The Bulgarian parliament has voted in favour of legislation which would give the state power to determine the prices of medicines supplied under the country's national health service.

Pricing decisions would be made by a commission consisting of representatives of government departments, medicine regulators, the National Health Insurance Fund and professional associations of doctors and dentists, but not of the unions representing these last two groups. Nor would manufacturers – either of original or generic drugs – have a voice on the commission.

Manufacturers have voiced their disapproval of the decree, particularly objecting to the proposed requirement that the price of a generic drug could be no more than 50% of that of the originator product. Industry spokesmen have suggested that this requirement could fall foul of the competition rules of the European Union - Bulgaria joined in January this year and has harmonised its legislation with EU directives - and they also point out that, as the national reimbursable list will include only the cheapest products from eight European reference countries, state intervention in price setting would not be necessary.

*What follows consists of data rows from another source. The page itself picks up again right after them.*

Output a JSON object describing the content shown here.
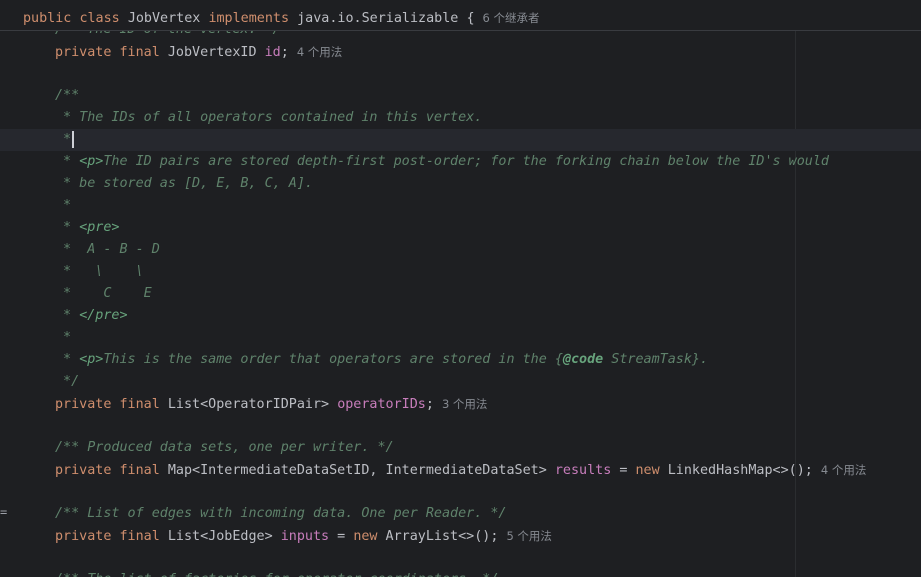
{
  "editor": {
    "sticky_header": {
      "kw_public": "public",
      "kw_class": "class",
      "class_name": "JobVertex",
      "kw_implements": "implements",
      "interface": "java.io.Serializable",
      "brace": "{",
      "hint": "6 个继承者"
    },
    "lines": {
      "l0_doc": "/** The ID of the vertex. */",
      "l1_kw1": "private",
      "l1_kw2": "final",
      "l1_type": "JobVertexID",
      "l1_field": "id",
      "l1_semi": ";",
      "l1_hint": "4 个用法",
      "l3": "/**",
      "l4": " * The IDs of all operators contained in this vertex.",
      "l5": " *",
      "l6_a": " * ",
      "l6_tag": "<p>",
      "l6_b": "The ID pairs are stored depth-first post-order; for the forking chain below the ID's would",
      "l7": " * be stored as [D, E, B, C, A].",
      "l8": " *",
      "l9_a": " * ",
      "l9_tag": "<pre>",
      "l10": " *  A - B - D",
      "l11": " *   \\    \\",
      "l12": " *    C    E",
      "l13_a": " * ",
      "l13_tag": "</pre>",
      "l14": " *",
      "l15_a": " * ",
      "l15_tag": "<p>",
      "l15_b": "This is the same order that operators are stored in the {",
      "l15_code": "@code",
      "l15_c": " StreamTask}.",
      "l16": " */",
      "l17_kw1": "private",
      "l17_kw2": "final",
      "l17_type": "List<OperatorIDPair>",
      "l17_field": "operatorIDs",
      "l17_semi": ";",
      "l17_hint": "3 个用法",
      "l19": "/** Produced data sets, one per writer. */",
      "l20_kw1": "private",
      "l20_kw2": "final",
      "l20_type": "Map<IntermediateDataSetID, IntermediateDataSet>",
      "l20_field": "results",
      "l20_eq": " = ",
      "l20_new": "new",
      "l20_ctor": " LinkedHashMap<>();",
      "l20_hint": "4 个用法",
      "l22": "/** List of edges with incoming data. One per Reader. */",
      "l23_kw1": "private",
      "l23_kw2": "final",
      "l23_type": "List<JobEdge>",
      "l23_field": "inputs",
      "l23_eq": " = ",
      "l23_new": "new",
      "l23_ctor": " ArrayList<>();",
      "l23_hint": "5 个用法",
      "l25": "/** The list of factories for operator coordinators. */"
    },
    "gutter_mark": "="
  }
}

While improvements to Bulgaria’s intellectual property rights legislation led to the country’s removal from the US Trade Representative’s Special 301 Watch List this year, industry groups such as the Pharmaceutical Research and Manufacturers of America (PhRMA) continue to be critical of the procedures used for determining drug pricing and reimbursement levels, which they say are bureaucratic, non-transparent and can be arbitrary.

The Bulgarian drug market has stagnated over the past two years, growing just 1.1% in 2005, but annual average growth of 3%-4% is forecast to 2011, when the market will be worth $1.08 billion, according to Businessmonitor. The market share taken by generics is expected to show fast growth over the period – they currently account for around 30% of the market - due to the government’s cost-cutting measures, as will the stake taken by over-the-counter medicines, which is forecast to rise from 15% in 2006 to 23% in 2011, it says.